ACTIVITY
When a record contains an image, skip the image and retype the rest of that record exactly.

DATA EXTRACTS

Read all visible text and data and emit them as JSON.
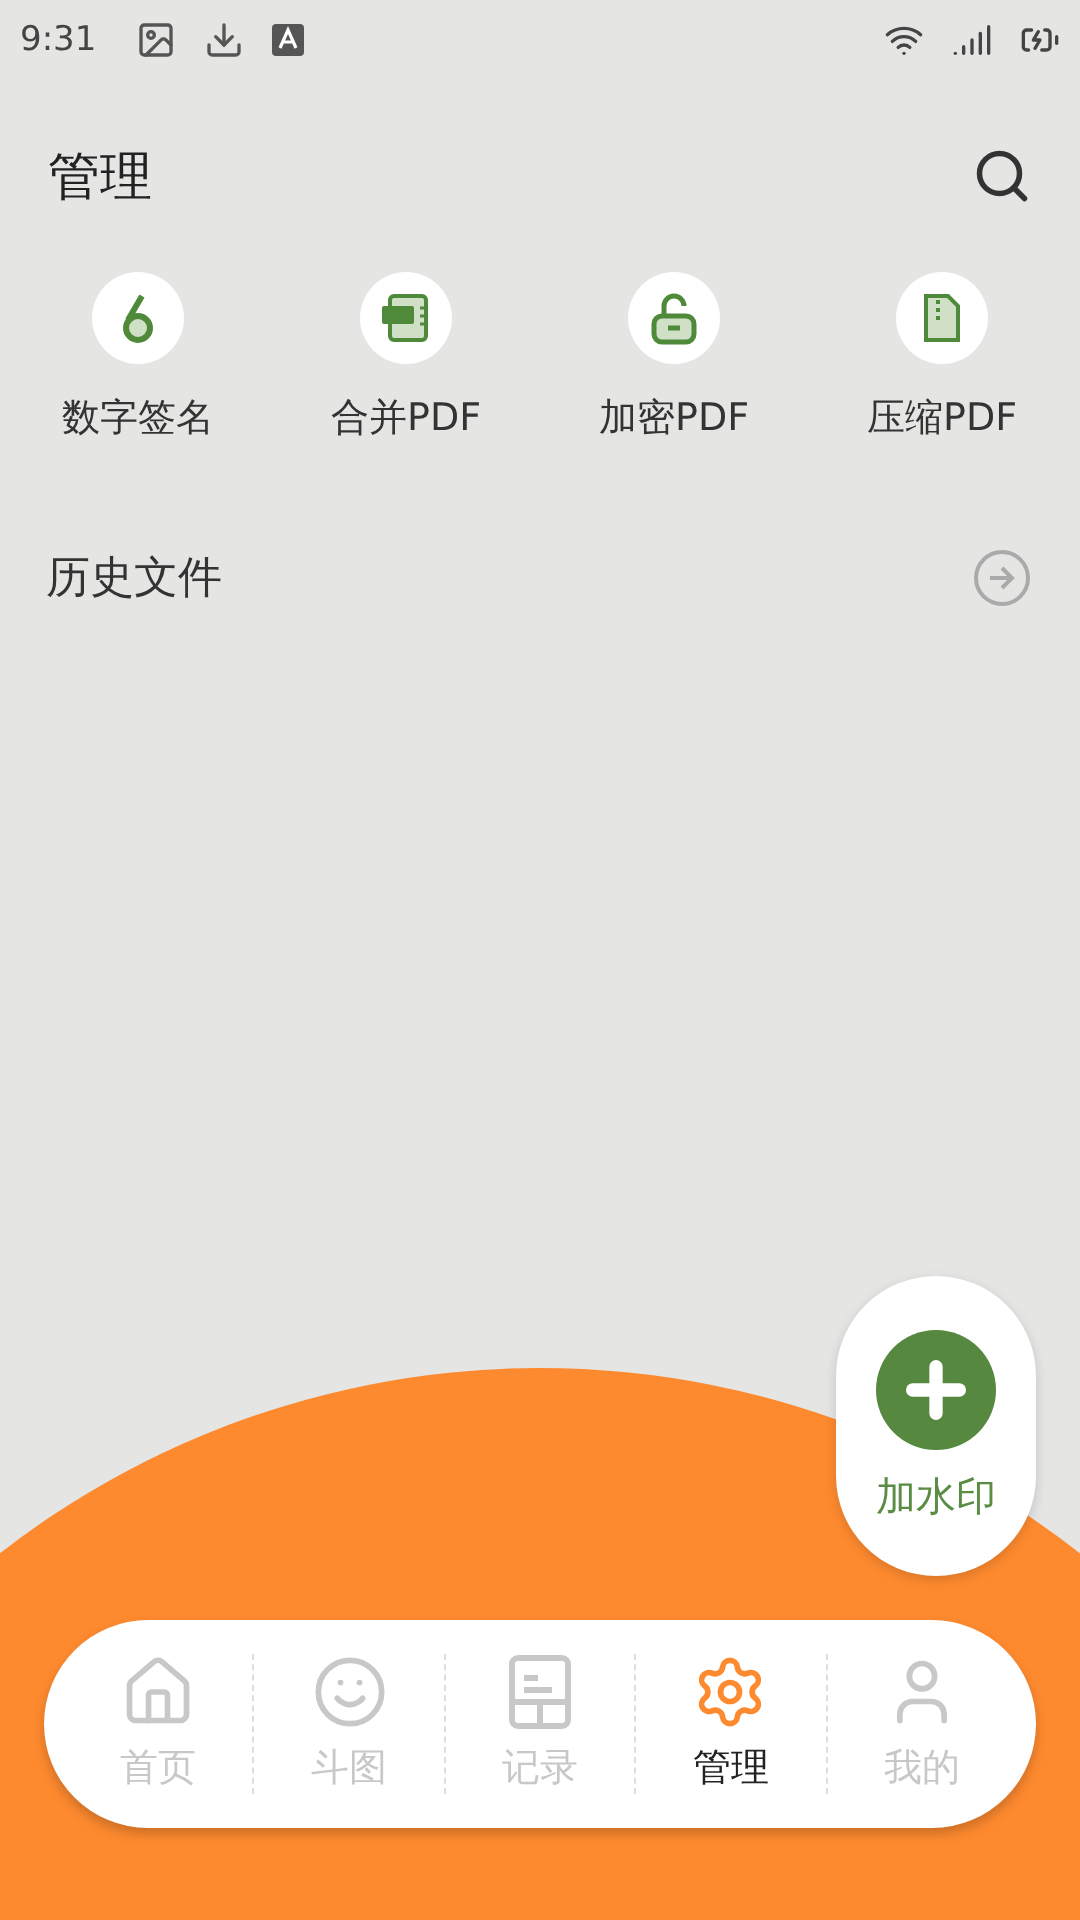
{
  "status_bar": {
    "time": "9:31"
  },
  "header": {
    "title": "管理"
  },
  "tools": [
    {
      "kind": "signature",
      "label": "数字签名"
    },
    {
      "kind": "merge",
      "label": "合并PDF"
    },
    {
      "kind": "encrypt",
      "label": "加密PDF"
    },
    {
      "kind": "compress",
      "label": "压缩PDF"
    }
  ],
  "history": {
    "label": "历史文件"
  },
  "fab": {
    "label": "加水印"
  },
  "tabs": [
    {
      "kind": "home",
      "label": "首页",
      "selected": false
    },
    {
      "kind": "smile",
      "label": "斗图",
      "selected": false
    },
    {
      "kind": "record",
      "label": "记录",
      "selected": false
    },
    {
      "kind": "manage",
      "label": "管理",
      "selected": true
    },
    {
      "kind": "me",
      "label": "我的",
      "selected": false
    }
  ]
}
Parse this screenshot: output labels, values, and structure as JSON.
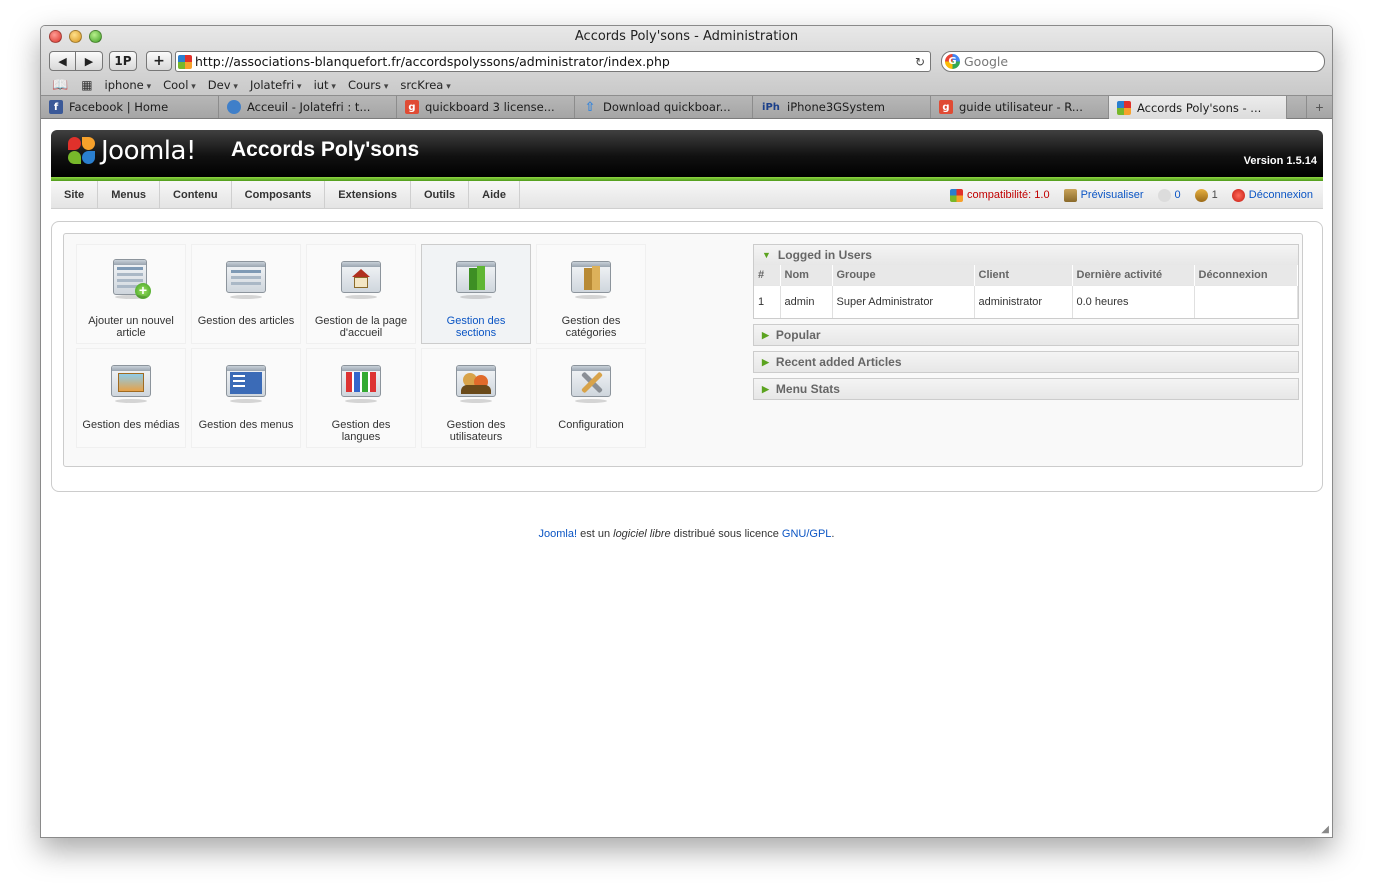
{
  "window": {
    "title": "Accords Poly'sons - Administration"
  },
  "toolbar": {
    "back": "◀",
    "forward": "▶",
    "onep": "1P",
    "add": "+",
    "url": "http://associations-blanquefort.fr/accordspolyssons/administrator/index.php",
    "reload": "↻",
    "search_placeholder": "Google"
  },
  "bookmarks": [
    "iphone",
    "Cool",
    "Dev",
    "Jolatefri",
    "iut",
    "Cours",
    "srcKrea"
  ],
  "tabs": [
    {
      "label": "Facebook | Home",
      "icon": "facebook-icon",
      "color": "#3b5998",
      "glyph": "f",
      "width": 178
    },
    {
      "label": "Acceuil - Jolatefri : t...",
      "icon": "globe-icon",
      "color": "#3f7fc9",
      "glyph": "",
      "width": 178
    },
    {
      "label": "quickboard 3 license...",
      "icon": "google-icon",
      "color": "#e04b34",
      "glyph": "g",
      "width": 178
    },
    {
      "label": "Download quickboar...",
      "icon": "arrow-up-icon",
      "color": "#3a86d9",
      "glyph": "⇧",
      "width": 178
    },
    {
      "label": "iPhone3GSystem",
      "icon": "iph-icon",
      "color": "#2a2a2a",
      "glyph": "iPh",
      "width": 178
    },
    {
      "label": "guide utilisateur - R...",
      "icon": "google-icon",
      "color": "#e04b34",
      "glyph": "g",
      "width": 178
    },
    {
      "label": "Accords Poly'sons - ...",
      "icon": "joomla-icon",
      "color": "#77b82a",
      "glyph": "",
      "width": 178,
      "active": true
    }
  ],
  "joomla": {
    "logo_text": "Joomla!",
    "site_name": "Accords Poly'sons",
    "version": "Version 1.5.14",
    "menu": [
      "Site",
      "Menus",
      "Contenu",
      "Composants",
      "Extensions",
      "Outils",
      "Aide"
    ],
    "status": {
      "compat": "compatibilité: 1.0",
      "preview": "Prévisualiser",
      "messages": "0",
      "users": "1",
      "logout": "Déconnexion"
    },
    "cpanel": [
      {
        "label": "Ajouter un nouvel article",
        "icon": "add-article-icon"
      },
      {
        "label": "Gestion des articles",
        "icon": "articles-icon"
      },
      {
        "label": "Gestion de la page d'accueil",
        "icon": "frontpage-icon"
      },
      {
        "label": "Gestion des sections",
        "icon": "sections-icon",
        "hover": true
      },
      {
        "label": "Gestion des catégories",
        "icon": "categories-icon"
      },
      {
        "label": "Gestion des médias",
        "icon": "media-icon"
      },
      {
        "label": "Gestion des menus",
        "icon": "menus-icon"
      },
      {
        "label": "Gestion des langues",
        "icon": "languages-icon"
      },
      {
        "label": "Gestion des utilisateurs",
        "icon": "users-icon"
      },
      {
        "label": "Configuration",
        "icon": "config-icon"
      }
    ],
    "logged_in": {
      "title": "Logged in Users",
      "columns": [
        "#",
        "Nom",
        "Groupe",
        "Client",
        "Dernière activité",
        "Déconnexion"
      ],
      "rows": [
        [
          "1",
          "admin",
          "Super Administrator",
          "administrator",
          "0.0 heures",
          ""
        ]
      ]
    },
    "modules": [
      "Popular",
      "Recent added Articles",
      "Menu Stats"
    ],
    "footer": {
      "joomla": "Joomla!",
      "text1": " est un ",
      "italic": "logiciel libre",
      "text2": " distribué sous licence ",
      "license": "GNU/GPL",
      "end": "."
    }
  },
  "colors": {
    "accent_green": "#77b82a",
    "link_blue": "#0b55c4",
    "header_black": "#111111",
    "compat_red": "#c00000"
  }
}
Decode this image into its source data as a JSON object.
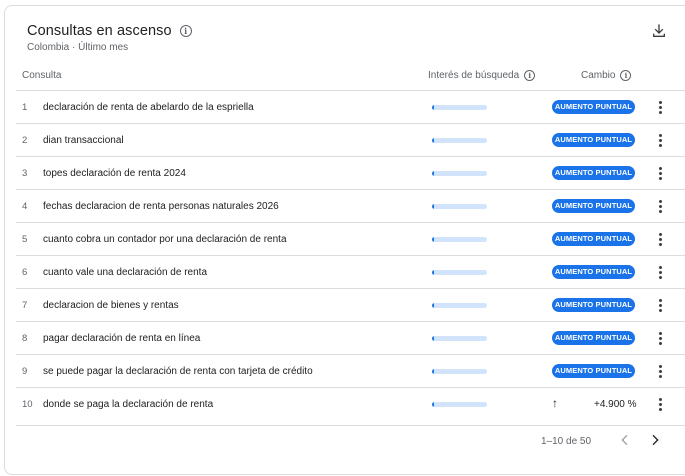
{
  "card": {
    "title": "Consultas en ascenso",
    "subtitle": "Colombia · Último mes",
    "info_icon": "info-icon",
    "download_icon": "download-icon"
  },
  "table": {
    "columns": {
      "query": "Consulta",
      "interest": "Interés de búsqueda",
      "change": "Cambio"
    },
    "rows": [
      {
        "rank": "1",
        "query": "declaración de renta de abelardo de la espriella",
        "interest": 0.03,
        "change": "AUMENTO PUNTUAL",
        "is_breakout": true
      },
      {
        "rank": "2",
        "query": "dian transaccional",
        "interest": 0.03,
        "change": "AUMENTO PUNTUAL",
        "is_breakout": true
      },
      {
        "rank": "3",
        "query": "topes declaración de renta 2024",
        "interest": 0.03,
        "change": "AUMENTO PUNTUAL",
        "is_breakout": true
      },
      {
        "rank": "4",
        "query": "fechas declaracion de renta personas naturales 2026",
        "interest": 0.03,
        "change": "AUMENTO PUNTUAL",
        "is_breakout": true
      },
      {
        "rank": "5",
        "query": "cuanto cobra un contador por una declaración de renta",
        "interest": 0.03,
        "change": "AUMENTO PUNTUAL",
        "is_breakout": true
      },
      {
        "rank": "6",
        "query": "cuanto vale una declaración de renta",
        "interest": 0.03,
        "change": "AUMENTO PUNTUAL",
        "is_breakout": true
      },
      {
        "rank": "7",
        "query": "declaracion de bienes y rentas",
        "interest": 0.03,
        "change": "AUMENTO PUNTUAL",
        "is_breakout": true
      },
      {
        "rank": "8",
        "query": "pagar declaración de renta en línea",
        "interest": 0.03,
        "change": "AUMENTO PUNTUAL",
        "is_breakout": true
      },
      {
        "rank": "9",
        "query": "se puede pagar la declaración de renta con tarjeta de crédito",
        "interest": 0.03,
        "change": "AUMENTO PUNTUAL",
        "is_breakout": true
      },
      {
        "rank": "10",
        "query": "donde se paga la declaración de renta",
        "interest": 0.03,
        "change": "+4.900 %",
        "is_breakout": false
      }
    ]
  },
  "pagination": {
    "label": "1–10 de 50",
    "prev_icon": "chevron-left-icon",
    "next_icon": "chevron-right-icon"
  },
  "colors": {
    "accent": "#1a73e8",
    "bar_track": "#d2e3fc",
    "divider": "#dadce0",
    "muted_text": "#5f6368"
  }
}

EXERCISE SOLUTION
Read all visible text and data and emit them as JSON.
{
  "status_bar": {
    "time": "9:31"
  },
  "header": {
    "title": "管理"
  },
  "tools": [
    {
      "kind": "signature",
      "label": "数字签名"
    },
    {
      "kind": "merge",
      "label": "合并PDF"
    },
    {
      "kind": "encrypt",
      "label": "加密PDF"
    },
    {
      "kind": "compress",
      "label": "压缩PDF"
    }
  ],
  "history": {
    "label": "历史文件"
  },
  "fab": {
    "label": "加水印"
  },
  "tabs": [
    {
      "kind": "home",
      "label": "首页",
      "selected": false
    },
    {
      "kind": "smile",
      "label": "斗图",
      "selected": false
    },
    {
      "kind": "record",
      "label": "记录",
      "selected": false
    },
    {
      "kind": "manage",
      "label": "管理",
      "selected": true
    },
    {
      "kind": "me",
      "label": "我的",
      "selected": false
    }
  ]
}
Parse this screenshot: output labels, values, and structure as JSON.
{
  "window": {
    "title": "Accords Poly'sons - Administration"
  },
  "toolbar": {
    "back": "◀",
    "forward": "▶",
    "onep": "1P",
    "add": "+",
    "url": "http://associations-blanquefort.fr/accordspolyssons/administrator/index.php",
    "reload": "↻",
    "search_placeholder": "Google"
  },
  "bookmarks": [
    "iphone",
    "Cool",
    "Dev",
    "Jolatefri",
    "iut",
    "Cours",
    "srcKrea"
  ],
  "tabs": [
    {
      "label": "Facebook | Home",
      "icon": "facebook-icon",
      "color": "#3b5998",
      "glyph": "f",
      "width": 178
    },
    {
      "label": "Acceuil - Jolatefri : t...",
      "icon": "globe-icon",
      "color": "#3f7fc9",
      "glyph": "",
      "width": 178
    },
    {
      "label": "quickboard 3 license...",
      "icon": "google-icon",
      "color": "#e04b34",
      "glyph": "g",
      "width": 178
    },
    {
      "label": "Download quickboar...",
      "icon": "arrow-up-icon",
      "color": "#3a86d9",
      "glyph": "⇧",
      "width": 178
    },
    {
      "label": "iPhone3GSystem",
      "icon": "iph-icon",
      "color": "#2a2a2a",
      "glyph": "iPh",
      "width": 178
    },
    {
      "label": "guide utilisateur - R...",
      "icon": "google-icon",
      "color": "#e04b34",
      "glyph": "g",
      "width": 178
    },
    {
      "label": "Accords Poly'sons - ...",
      "icon": "joomla-icon",
      "color": "#77b82a",
      "glyph": "",
      "width": 178,
      "active": true
    }
  ],
  "joomla": {
    "logo_text": "Joomla!",
    "site_name": "Accords Poly'sons",
    "version": "Version 1.5.14",
    "menu": [
      "Site",
      "Menus",
      "Contenu",
      "Composants",
      "Extensions",
      "Outils",
      "Aide"
    ],
    "status": {
      "compat": "compatibilité: 1.0",
      "preview": "Prévisualiser",
      "messages": "0",
      "users": "1",
      "logout": "Déconnexion"
    },
    "cpanel": [
      {
        "label": "Ajouter un nouvel article",
        "icon": "add-article-icon"
      },
      {
        "label": "Gestion des articles",
        "icon": "articles-icon"
      },
      {
        "label": "Gestion de la page d'accueil",
        "icon": "frontpage-icon"
      },
      {
        "label": "Gestion des sections",
        "icon": "sections-icon",
        "hover": true
      },
      {
        "label": "Gestion des catégories",
        "icon": "categories-icon"
      },
      {
        "label": "Gestion des médias",
        "icon": "media-icon"
      },
      {
        "label": "Gestion des menus",
        "icon": "menus-icon"
      },
      {
        "label": "Gestion des langues",
        "icon": "languages-icon"
      },
      {
        "label": "Gestion des utilisateurs",
        "icon": "users-icon"
      },
      {
        "label": "Configuration",
        "icon": "config-icon"
      }
    ],
    "logged_in": {
      "title": "Logged in Users",
      "columns": [
        "#",
        "Nom",
        "Groupe",
        "Client",
        "Dernière activité",
        "Déconnexion"
      ],
      "rows": [
        [
          "1",
          "admin",
          "Super Administrator",
          "administrator",
          "0.0 heures",
          ""
        ]
      ]
    },
    "modules": [
      "Popular",
      "Recent added Articles",
      "Menu Stats"
    ],
    "footer": {
      "joomla": "Joomla!",
      "text1": " est un ",
      "italic": "logiciel libre",
      "text2": " distribué sous licence ",
      "license": "GNU/GPL",
      "end": "."
    }
  },
  "colors": {
    "accent_green": "#77b82a",
    "link_blue": "#0b55c4",
    "header_black": "#111111",
    "compat_red": "#c00000"
  }
}
Decode this image into its source data as a JSON object.
{
  "card": {
    "title": "Consultas en ascenso",
    "subtitle": "Colombia · Último mes",
    "info_icon": "info-icon",
    "download_icon": "download-icon"
  },
  "table": {
    "columns": {
      "query": "Consulta",
      "interest": "Interés de búsqueda",
      "change": "Cambio"
    },
    "rows": [
      {
        "rank": "1",
        "query": "declaración de renta de abelardo de la espriella",
        "interest": 0.03,
        "change": "AUMENTO PUNTUAL",
        "is_breakout": true
      },
      {
        "rank": "2",
        "query": "dian transaccional",
        "interest": 0.03,
        "change": "AUMENTO PUNTUAL",
        "is_breakout": true
      },
      {
        "rank": "3",
        "query": "topes declaración de renta 2024",
        "interest": 0.03,
        "change": "AUMENTO PUNTUAL",
        "is_breakout": true
      },
      {
        "rank": "4",
        "query": "fechas declaracion de renta personas naturales 2026",
        "interest": 0.03,
        "change": "AUMENTO PUNTUAL",
        "is_breakout": true
      },
      {
        "rank": "5",
        "query": "cuanto cobra un contador por una declaración de renta",
        "interest": 0.03,
        "change": "AUMENTO PUNTUAL",
        "is_breakout": true
      },
      {
        "rank": "6",
        "query": "cuanto vale una declaración de renta",
        "interest": 0.03,
        "change": "AUMENTO PUNTUAL",
        "is_breakout": true
      },
      {
        "rank": "7",
        "query": "declaracion de bienes y rentas",
        "interest": 0.03,
        "change": "AUMENTO PUNTUAL",
        "is_breakout": true
      },
      {
        "rank": "8",
        "query": "pagar declaración de renta en línea",
        "interest": 0.03,
        "change": "AUMENTO PUNTUAL",
        "is_breakout": true
      },
      {
        "rank": "9",
        "query": "se puede pagar la declaración de renta con tarjeta de crédito",
        "interest": 0.03,
        "change": "AUMENTO PUNTUAL",
        "is_breakout": true
      },
      {
        "rank": "10",
        "query": "donde se paga la declaración de renta",
        "interest": 0.03,
        "change": "+4.900 %",
        "is_breakout": false
      }
    ]
  },
  "pagination": {
    "label": "1–10 de 50",
    "prev_icon": "chevron-left-icon",
    "next_icon": "chevron-right-icon"
  },
  "colors": {
    "accent": "#1a73e8",
    "bar_track": "#d2e3fc",
    "divider": "#dadce0",
    "muted_text": "#5f6368"
  }
}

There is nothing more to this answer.